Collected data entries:
□ □ □ □ □ □ □

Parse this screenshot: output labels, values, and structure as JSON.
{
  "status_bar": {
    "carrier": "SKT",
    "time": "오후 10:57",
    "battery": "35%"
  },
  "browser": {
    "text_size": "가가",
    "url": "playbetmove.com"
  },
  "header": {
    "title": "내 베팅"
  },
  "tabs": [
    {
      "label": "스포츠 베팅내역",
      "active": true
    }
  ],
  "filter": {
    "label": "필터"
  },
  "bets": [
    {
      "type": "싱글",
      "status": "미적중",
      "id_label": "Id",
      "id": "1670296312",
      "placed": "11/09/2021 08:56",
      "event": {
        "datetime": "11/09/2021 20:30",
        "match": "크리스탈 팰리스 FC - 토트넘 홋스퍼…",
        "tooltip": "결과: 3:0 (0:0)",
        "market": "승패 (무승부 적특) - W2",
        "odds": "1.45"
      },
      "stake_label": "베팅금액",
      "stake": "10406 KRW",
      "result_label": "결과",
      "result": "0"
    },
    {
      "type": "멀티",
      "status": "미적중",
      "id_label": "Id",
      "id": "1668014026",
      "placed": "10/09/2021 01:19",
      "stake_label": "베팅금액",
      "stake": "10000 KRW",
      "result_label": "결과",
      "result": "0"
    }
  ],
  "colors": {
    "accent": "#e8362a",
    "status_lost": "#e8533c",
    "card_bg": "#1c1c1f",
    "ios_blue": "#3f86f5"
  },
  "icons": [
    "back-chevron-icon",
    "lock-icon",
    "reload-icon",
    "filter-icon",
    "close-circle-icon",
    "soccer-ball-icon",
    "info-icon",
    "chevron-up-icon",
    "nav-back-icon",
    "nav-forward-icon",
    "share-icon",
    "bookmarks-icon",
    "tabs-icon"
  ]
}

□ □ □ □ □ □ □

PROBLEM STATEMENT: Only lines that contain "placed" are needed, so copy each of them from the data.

WRITTEN RESPONSE:
      "placed": "11/09/2021 08:56",
      "placed": "10/09/2021 01:19",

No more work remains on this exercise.